PROVIDED RECORDS:
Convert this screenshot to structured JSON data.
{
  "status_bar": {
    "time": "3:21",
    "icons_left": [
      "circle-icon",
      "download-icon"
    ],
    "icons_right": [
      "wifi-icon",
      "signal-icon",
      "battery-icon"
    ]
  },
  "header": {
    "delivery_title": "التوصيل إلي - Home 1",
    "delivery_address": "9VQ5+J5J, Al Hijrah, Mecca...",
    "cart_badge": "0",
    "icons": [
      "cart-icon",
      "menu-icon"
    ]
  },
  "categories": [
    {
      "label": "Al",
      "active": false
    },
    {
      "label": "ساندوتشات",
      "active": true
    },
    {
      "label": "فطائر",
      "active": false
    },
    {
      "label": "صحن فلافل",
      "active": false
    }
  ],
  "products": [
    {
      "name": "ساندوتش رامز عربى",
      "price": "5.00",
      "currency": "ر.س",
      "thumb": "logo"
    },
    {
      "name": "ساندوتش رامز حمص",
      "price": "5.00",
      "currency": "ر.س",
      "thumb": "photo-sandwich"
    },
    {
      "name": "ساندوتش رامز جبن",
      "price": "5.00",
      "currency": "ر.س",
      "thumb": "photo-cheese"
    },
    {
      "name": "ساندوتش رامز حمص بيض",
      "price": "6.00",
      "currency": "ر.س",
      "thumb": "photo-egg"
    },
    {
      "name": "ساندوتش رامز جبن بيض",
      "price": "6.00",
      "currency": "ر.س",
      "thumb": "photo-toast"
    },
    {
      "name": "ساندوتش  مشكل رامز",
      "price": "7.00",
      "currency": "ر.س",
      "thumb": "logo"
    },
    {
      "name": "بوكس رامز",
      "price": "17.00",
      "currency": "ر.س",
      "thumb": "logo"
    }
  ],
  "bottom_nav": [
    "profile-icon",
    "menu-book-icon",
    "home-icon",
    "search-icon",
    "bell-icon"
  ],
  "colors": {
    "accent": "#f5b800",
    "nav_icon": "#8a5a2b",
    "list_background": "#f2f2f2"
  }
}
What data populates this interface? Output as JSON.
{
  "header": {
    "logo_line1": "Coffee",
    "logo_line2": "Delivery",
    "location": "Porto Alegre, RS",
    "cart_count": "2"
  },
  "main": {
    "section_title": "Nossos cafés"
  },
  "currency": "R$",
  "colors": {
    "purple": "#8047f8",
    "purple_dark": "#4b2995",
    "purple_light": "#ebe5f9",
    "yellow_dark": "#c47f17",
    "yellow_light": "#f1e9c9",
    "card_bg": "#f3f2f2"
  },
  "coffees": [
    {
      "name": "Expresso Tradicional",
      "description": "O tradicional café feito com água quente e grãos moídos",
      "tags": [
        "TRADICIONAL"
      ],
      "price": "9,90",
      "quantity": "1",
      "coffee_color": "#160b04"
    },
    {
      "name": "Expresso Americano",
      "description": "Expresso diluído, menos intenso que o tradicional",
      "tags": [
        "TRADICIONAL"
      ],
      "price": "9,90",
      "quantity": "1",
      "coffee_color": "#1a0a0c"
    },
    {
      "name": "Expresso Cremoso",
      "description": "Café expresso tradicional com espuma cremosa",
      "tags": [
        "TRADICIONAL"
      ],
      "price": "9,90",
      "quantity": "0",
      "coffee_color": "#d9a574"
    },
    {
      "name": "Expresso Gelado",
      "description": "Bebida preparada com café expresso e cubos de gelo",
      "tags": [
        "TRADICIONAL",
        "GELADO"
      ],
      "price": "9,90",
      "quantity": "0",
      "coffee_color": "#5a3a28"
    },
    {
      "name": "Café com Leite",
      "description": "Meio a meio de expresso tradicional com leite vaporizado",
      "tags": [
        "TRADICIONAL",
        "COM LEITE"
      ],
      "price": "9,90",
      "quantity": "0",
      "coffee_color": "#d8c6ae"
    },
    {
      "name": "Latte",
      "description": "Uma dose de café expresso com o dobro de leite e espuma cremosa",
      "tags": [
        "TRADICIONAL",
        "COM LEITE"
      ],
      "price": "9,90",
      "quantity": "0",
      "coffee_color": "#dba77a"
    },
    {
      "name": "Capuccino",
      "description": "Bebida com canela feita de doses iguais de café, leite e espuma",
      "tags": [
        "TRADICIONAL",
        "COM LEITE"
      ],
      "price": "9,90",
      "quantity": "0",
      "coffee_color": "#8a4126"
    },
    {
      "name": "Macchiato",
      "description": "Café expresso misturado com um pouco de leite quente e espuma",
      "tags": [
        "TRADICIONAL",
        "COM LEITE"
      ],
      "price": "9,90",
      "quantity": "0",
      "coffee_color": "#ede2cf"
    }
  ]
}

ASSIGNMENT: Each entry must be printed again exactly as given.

EXERCISE RESPONSE:
Convert this screenshot to structured JSON data.
{
  "status_bar": {
    "time": "3:21",
    "icons_left": [
      "circle-icon",
      "download-icon"
    ],
    "icons_right": [
      "wifi-icon",
      "signal-icon",
      "battery-icon"
    ]
  },
  "header": {
    "delivery_title": "التوصيل إلي - Home 1",
    "delivery_address": "9VQ5+J5J, Al Hijrah, Mecca...",
    "cart_badge": "0",
    "icons": [
      "cart-icon",
      "menu-icon"
    ]
  },
  "categories": [
    {
      "label": "Al",
      "active": false
    },
    {
      "label": "ساندوتشات",
      "active": true
    },
    {
      "label": "فطائر",
      "active": false
    },
    {
      "label": "صحن فلافل",
      "active": false
    }
  ],
  "products": [
    {
      "name": "ساندوتش رامز عربى",
      "price": "5.00",
      "currency": "ر.س",
      "thumb": "logo"
    },
    {
      "name": "ساندوتش رامز حمص",
      "price": "5.00",
      "currency": "ر.س",
      "thumb": "photo-sandwich"
    },
    {
      "name": "ساندوتش رامز جبن",
      "price": "5.00",
      "currency": "ر.س",
      "thumb": "photo-cheese"
    },
    {
      "name": "ساندوتش رامز حمص بيض",
      "price": "6.00",
      "currency": "ر.س",
      "thumb": "photo-egg"
    },
    {
      "name": "ساندوتش رامز جبن بيض",
      "price": "6.00",
      "currency": "ر.س",
      "thumb": "photo-toast"
    },
    {
      "name": "ساندوتش  مشكل رامز",
      "price": "7.00",
      "currency": "ر.س",
      "thumb": "logo"
    },
    {
      "name": "بوكس رامز",
      "price": "17.00",
      "currency": "ر.س",
      "thumb": "logo"
    }
  ],
  "bottom_nav": [
    "profile-icon",
    "menu-book-icon",
    "home-icon",
    "search-icon",
    "bell-icon"
  ],
  "colors": {
    "accent": "#f5b800",
    "nav_icon": "#8a5a2b",
    "list_background": "#f2f2f2"
  }
}
What data populates this interface? Output as JSON.
{
  "header": {
    "logo_line1": "Coffee",
    "logo_line2": "Delivery",
    "location": "Porto Alegre, RS",
    "cart_count": "2"
  },
  "main": {
    "section_title": "Nossos cafés"
  },
  "currency": "R$",
  "colors": {
    "purple": "#8047f8",
    "purple_dark": "#4b2995",
    "purple_light": "#ebe5f9",
    "yellow_dark": "#c47f17",
    "yellow_light": "#f1e9c9",
    "card_bg": "#f3f2f2"
  },
  "coffees": [
    {
      "name": "Expresso Tradicional",
      "description": "O tradicional café feito com água quente e grãos moídos",
      "tags": [
        "TRADICIONAL"
      ],
      "price": "9,90",
      "quantity": "1",
      "coffee_color": "#160b04"
    },
    {
      "name": "Expresso Americano",
      "description": "Expresso diluído, menos intenso que o tradicional",
      "tags": [
        "TRADICIONAL"
      ],
      "price": "9,90",
      "quantity": "1",
      "coffee_color": "#1a0a0c"
    },
    {
      "name": "Expresso Cremoso",
      "description": "Café expresso tradicional com espuma cremosa",
      "tags": [
        "TRADICIONAL"
      ],
      "price": "9,90",
      "quantity": "0",
      "coffee_color": "#d9a574"
    },
    {
      "name": "Expresso Gelado",
      "description": "Bebida preparada com café expresso e cubos de gelo",
      "tags": [
        "TRADICIONAL",
        "GELADO"
      ],
      "price": "9,90",
      "quantity": "0",
      "coffee_color": "#5a3a28"
    },
    {
      "name": "Café com Leite",
      "description": "Meio a meio de expresso tradicional com leite vaporizado",
      "tags": [
        "TRADICIONAL",
        "COM LEITE"
      ],
      "price": "9,90",
      "quantity": "0",
      "coffee_color": "#d8c6ae"
    },
    {
      "name": "Latte",
      "description": "Uma dose de café expresso com o dobro de leite e espuma cremosa",
      "tags": [
        "TRADICIONAL",
        "COM LEITE"
      ],
      "price": "9,90",
      "quantity": "0",
      "coffee_color": "#dba77a"
    },
    {
      "name": "Capuccino",
      "description": "Bebida com canela feita de doses iguais de café, leite e espuma",
      "tags": [
        "TRADICIONAL",
        "COM LEITE"
      ],
      "price": "9,90",
      "quantity": "0",
      "coffee_color": "#8a4126"
    },
    {
      "name": "Macchiato",
      "description": "Café expresso misturado com um pouco de leite quente e espuma",
      "tags": [
        "TRADICIONAL",
        "COM LEITE"
      ],
      "price": "9,90",
      "quantity": "0",
      "coffee_color": "#ede2cf"
    }
  ]
}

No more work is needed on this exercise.